EXERCISE GOAL → Using the listing that follows, return every line with the word "this".

DATA EXTRACT →
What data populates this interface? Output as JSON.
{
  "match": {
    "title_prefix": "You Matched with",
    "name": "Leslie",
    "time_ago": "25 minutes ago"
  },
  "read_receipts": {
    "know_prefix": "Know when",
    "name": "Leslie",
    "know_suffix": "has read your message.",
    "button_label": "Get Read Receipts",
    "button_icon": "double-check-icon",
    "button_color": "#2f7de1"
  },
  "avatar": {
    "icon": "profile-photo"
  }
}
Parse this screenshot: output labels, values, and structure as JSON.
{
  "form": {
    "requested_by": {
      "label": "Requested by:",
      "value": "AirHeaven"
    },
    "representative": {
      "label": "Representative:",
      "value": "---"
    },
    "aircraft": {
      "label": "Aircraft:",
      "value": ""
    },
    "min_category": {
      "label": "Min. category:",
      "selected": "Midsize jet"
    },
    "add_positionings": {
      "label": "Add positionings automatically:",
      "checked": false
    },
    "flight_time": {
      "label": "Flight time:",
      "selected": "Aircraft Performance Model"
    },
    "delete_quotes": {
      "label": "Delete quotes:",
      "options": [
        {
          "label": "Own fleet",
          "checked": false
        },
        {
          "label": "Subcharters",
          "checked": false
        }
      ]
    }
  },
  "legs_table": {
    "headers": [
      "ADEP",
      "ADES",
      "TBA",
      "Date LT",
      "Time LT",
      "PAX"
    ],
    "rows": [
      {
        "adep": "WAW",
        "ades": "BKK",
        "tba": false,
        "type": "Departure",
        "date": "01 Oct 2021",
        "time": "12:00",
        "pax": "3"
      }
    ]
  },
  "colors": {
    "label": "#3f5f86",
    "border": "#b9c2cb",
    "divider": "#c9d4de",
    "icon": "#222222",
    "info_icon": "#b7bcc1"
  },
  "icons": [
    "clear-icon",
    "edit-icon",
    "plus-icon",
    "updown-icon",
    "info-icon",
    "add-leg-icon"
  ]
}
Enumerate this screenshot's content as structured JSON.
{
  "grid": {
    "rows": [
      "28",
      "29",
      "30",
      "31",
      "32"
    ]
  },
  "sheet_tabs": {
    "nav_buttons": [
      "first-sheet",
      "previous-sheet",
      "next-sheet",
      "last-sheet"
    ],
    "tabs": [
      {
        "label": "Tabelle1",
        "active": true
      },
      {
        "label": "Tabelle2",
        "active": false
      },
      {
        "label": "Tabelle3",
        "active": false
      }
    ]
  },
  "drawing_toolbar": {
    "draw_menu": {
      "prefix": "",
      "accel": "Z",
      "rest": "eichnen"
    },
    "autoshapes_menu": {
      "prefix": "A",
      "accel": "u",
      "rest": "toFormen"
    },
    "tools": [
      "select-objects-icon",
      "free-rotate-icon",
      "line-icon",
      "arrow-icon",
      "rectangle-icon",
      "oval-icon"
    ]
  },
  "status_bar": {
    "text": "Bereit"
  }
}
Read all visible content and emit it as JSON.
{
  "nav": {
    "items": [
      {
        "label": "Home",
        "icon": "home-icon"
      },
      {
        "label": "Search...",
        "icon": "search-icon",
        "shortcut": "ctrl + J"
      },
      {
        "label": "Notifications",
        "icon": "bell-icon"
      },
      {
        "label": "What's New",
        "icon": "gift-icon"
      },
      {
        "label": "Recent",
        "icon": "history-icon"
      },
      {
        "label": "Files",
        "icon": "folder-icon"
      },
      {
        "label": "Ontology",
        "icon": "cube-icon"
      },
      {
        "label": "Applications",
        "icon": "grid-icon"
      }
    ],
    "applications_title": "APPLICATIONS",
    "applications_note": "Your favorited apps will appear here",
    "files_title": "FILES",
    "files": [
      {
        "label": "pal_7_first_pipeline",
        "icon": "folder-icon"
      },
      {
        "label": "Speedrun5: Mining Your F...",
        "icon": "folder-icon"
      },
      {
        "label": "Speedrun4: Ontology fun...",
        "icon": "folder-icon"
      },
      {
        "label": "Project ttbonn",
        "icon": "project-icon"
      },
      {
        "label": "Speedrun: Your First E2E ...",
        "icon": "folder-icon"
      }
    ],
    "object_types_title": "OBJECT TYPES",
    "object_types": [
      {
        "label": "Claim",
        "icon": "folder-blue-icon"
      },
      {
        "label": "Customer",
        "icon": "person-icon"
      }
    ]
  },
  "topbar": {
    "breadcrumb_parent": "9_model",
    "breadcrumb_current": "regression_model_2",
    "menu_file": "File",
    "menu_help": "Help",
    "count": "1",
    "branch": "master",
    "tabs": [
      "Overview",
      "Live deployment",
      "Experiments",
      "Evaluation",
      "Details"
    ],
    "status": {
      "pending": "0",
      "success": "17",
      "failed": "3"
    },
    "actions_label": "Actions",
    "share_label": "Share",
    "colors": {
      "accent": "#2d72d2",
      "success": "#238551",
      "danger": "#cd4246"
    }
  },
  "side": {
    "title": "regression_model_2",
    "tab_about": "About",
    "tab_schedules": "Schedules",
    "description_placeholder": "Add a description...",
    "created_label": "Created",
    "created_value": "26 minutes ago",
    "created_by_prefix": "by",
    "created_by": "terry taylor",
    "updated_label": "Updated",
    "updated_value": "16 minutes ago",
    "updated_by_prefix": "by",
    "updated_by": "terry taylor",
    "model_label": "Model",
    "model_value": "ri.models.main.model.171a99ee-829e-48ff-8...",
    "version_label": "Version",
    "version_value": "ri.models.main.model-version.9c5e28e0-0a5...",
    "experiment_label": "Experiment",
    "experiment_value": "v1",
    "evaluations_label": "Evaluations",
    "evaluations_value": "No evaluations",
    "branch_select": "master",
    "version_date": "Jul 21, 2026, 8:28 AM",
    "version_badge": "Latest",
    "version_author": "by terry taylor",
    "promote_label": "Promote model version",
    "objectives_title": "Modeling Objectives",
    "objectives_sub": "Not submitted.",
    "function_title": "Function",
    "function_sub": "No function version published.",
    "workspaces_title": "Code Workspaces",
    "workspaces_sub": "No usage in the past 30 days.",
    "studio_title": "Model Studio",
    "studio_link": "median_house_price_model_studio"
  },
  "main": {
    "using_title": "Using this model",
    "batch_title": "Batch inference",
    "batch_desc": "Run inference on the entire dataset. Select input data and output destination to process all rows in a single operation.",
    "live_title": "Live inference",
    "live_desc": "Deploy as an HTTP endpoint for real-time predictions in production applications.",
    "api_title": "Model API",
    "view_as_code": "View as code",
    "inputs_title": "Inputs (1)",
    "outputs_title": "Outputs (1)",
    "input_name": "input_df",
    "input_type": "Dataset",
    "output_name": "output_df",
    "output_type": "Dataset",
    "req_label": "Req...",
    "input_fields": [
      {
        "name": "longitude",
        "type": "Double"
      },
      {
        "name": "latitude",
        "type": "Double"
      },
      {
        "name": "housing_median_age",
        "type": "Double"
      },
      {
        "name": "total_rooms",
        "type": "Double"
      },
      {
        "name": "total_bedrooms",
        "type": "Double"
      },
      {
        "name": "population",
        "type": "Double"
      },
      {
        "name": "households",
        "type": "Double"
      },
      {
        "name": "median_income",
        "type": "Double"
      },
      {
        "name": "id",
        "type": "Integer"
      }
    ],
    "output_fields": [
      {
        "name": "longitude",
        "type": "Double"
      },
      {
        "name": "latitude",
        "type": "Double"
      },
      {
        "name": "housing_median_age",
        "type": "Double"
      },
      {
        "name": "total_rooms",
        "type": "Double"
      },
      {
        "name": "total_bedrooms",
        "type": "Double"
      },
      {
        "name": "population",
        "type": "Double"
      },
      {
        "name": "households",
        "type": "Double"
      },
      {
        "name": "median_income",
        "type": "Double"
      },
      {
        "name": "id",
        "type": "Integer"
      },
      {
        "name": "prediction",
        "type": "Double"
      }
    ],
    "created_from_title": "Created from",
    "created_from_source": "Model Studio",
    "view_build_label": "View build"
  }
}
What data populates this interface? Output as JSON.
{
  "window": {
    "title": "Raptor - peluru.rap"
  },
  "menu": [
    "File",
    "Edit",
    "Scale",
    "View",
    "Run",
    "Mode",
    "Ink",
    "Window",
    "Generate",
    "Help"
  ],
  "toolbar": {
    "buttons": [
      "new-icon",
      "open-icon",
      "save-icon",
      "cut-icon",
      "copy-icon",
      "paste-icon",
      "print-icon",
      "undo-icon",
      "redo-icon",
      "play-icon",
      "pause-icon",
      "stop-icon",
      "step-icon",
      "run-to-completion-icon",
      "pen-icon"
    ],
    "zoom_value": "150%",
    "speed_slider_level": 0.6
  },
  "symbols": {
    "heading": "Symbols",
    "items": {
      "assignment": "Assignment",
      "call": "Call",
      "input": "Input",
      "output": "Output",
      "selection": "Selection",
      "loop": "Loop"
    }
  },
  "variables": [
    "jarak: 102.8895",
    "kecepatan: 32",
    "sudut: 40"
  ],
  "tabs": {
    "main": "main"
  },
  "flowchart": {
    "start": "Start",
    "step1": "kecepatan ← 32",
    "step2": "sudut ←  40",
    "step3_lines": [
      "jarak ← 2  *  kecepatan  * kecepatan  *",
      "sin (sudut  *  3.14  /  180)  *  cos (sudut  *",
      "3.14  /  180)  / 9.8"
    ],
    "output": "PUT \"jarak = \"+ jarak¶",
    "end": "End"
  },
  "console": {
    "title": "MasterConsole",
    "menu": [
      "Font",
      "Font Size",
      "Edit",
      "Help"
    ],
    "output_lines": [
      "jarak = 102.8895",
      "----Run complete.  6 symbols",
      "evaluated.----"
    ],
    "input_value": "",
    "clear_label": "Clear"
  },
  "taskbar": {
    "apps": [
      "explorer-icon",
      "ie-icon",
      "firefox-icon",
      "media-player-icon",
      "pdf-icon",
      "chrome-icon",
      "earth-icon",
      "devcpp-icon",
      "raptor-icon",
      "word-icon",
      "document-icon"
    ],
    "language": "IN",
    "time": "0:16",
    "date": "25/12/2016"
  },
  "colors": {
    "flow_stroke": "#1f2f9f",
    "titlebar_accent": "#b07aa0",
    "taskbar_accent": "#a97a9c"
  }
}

ANSWER FOR THE TASK →
What data populates this interface? Output as JSON.
Parse this screenshot: output labels, values, and structure as JSON.
Enumerate this screenshot's content as structured JSON.
    "using_title": "Using this model",
What data populates this interface? Output as JSON.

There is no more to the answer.